Your guide to loose baby teeth

And just like that, your little one is starting to wiggle his or her first loose tooth. But what happens next? Should you simply let nature take its course and wait until the tooth falls out on its own? Should you help the tooth along with a quick squeeze? What should you do if your child has ongoing pain? We’ll guide you through it. 

When should my child’s baby teeth begin to fall out?

Between the ages of 5 and 7, it’s normal for your child’s baby teeth to begin to loosen and wiggle. These wiggly teeth should usually have no problem falling out on their own with minimal help.

Which teeth will fall out first?

Typically, teeth fall out in the same order in which they appear. The first teeth to fall out are often the two front bottom and two front top teeth. The natural order will then be the two teeth on either side of the top teeth and bottom teeth, and so on.

All children are different, so their teeth may not all follow the exact same order. By the age of 12, all your child’s baby teeth will have usually fallen out. 

When should I help remove a loose baby tooth?

While it might be tempting to pull, twist or wiggle a loose baby tooth, you should generally let it fall out naturally.

If your child has a loose baby tooth that becomes bothersome during everyday tasks such as eating, drinking or talking, you can help it make its way out — gently! To free the loose tooth, lightly squeeze or quickly twist it with a tissue.

Avoid pulling a baby tooth too early. If you have to work hard to wiggle the tooth, it’s not quite ready. And if the permanent tooth underneath isn’t ready, a neighboring permanent tooth that has already grown in could shift into the empty space, potentially causing that tooth to become crooked.

What if there's pain or bleeding?

You can moisten a piece of gauze and have your child lightly bite down on it to reduce the bleeding. If consistent bleeding persists after two hours, it’s time to call the dentist.

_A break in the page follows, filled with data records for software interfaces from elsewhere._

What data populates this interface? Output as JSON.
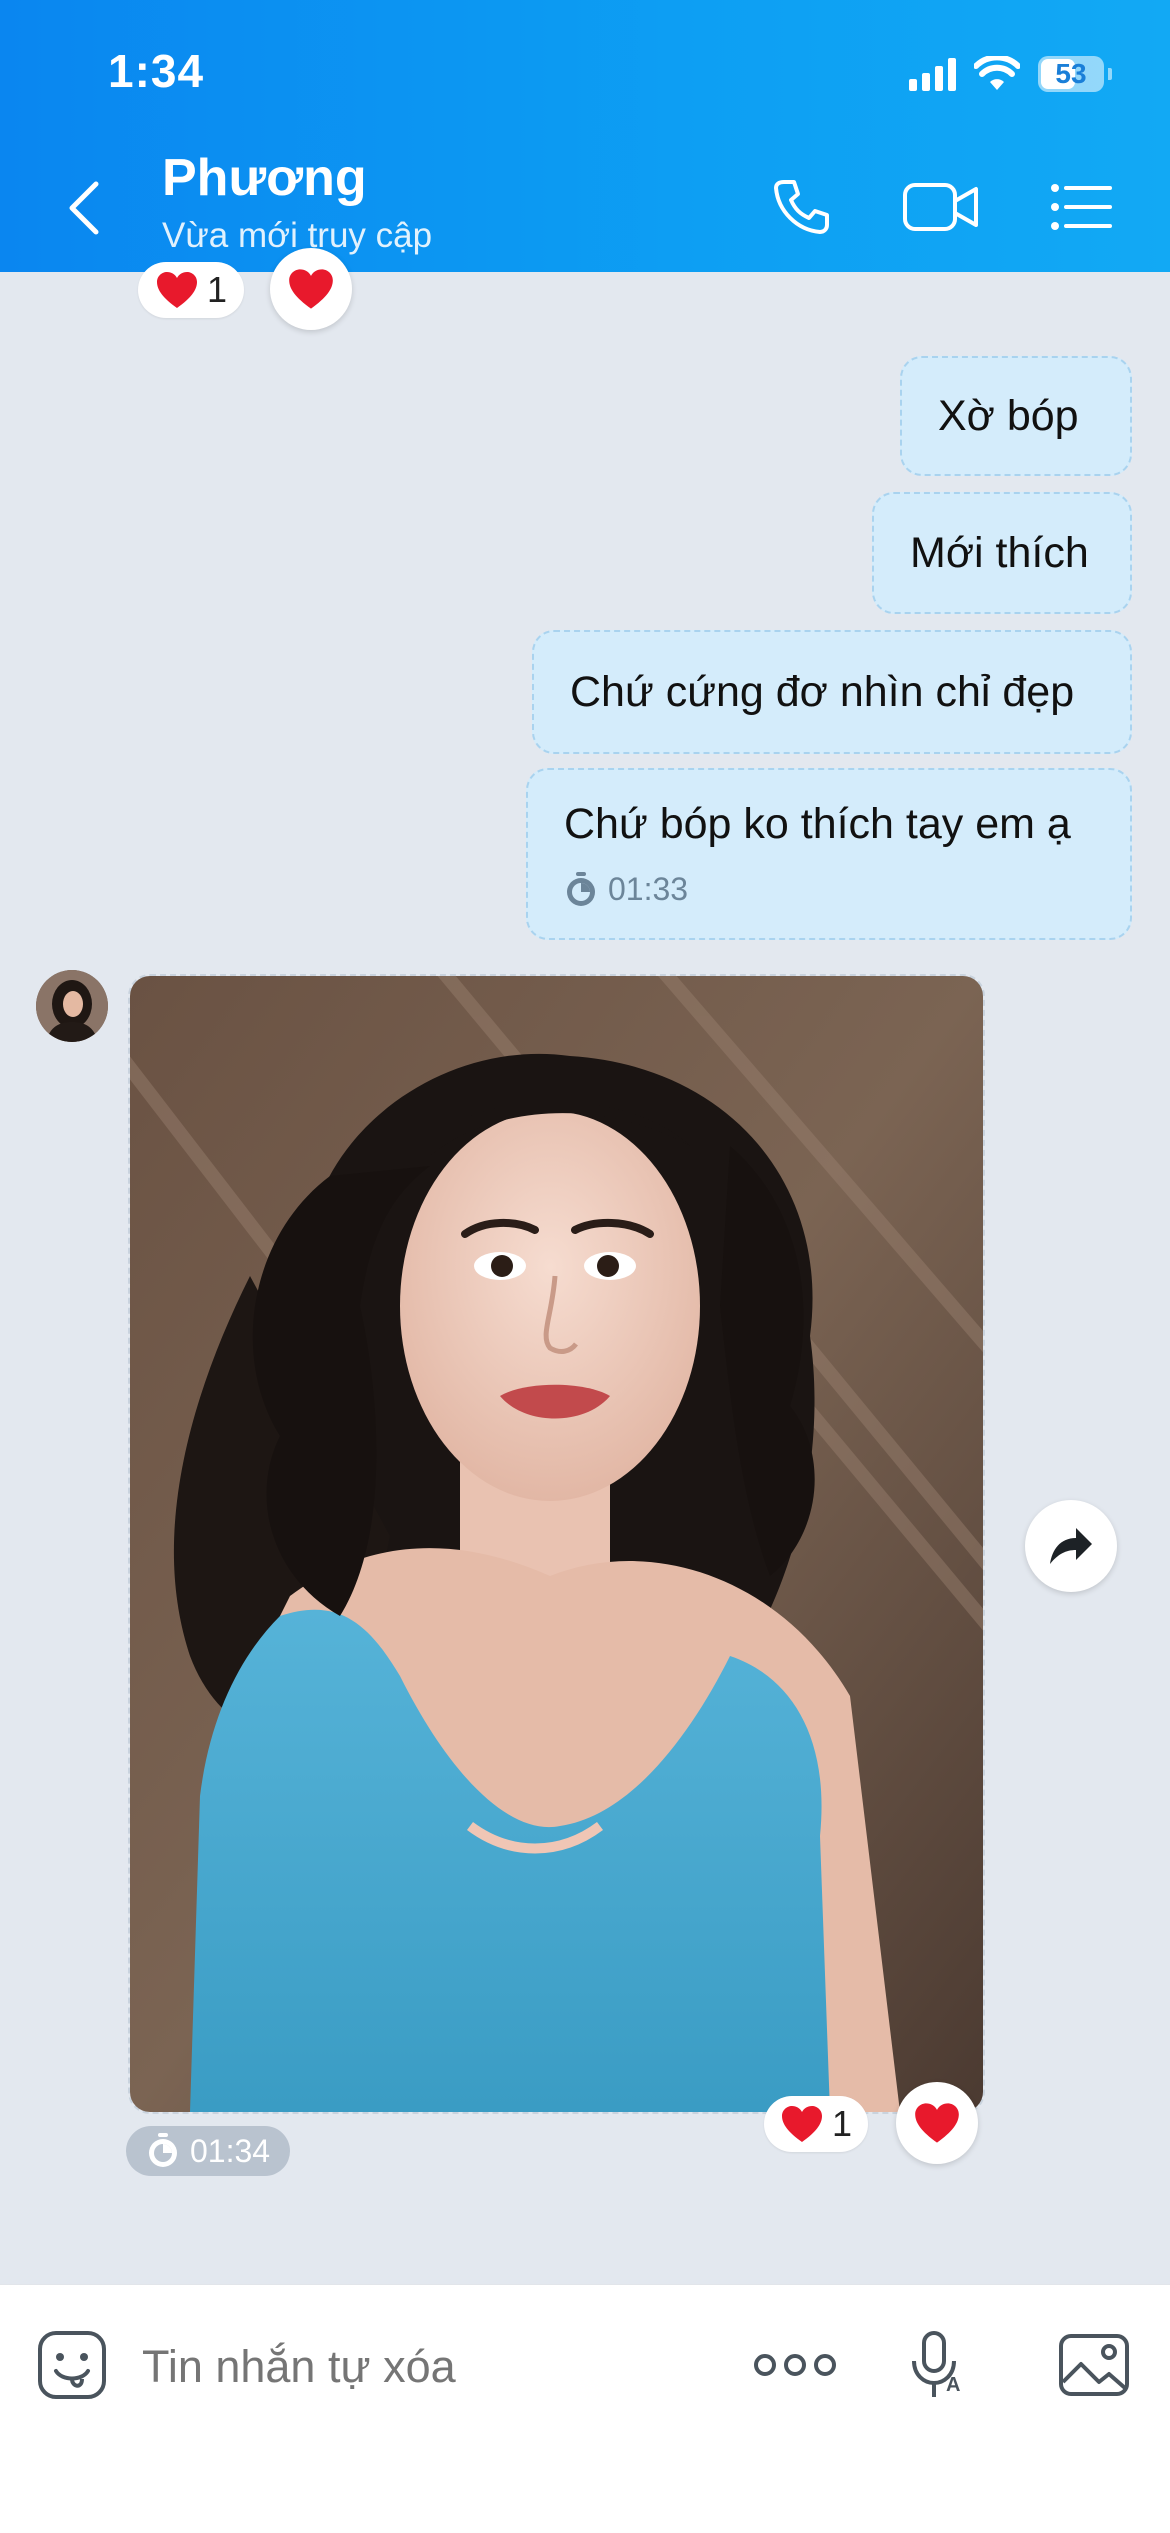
{
  "status_bar": {
    "time": "1:34",
    "battery": "53"
  },
  "header": {
    "contact_name": "Phương",
    "contact_status": "Vừa mới truy cập",
    "icons": [
      "chevron-left-icon",
      "phone-icon",
      "video-camera-icon",
      "list-menu-icon"
    ]
  },
  "reactions": {
    "top_count": "1",
    "photo_count": "1"
  },
  "messages": [
    {
      "direction": "outgoing",
      "text": "Xờ bóp"
    },
    {
      "direction": "outgoing",
      "text": "Mới thích"
    },
    {
      "direction": "outgoing",
      "text": "Chứ cứng đơ nhìn chỉ đẹp"
    },
    {
      "direction": "outgoing",
      "text": "Chứ bóp ko thích tay em ạ",
      "time": "01:33"
    }
  ],
  "photo_message": {
    "direction": "incoming",
    "time": "01:34"
  },
  "composer": {
    "placeholder": "Tin nhắn tự xóa",
    "icons": [
      "sticker-icon",
      "more-icon",
      "voice-to-text-icon",
      "image-icon"
    ]
  },
  "colors": {
    "header": "#0a86f0",
    "outgoing_bubble": "#d4ecfb",
    "background": "#e3e8ef",
    "heart": "#e8192c"
  }
}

For the first full day after a tooth falls out, stick to soft foods and avoid hot foods until the area has had some time to heal. Your child should try to avoid directly brushing the area with a toothbrush for around two days and instead rinse gently with salt water. 

Having a tooth fall out might be a frightening experience for some children. Introducing them to the tradition of the Tooth Fairy can help ease any fears they have about losing their baby teeth and create lasting memories. And who doesn’t like to get a bit of loot in exchange for their tooth?

Be sure to check out our fun Tooth Fairy resources, including a full-color poster of baby tooth traditions around the world (did you know there’s also a Tooth Mouse?), and a lost-tooth certificate and letter from the Tooth Fairy herself.

Meet Joseph Dill, DDS, Delta Dental’s Chief Dental Officer. With more than 30 years of experience in the dental field, including eight in private and public health practice and 20 in dental insurance, Dr. Dill provides expert insights and helpful advice to keep you smiling bright.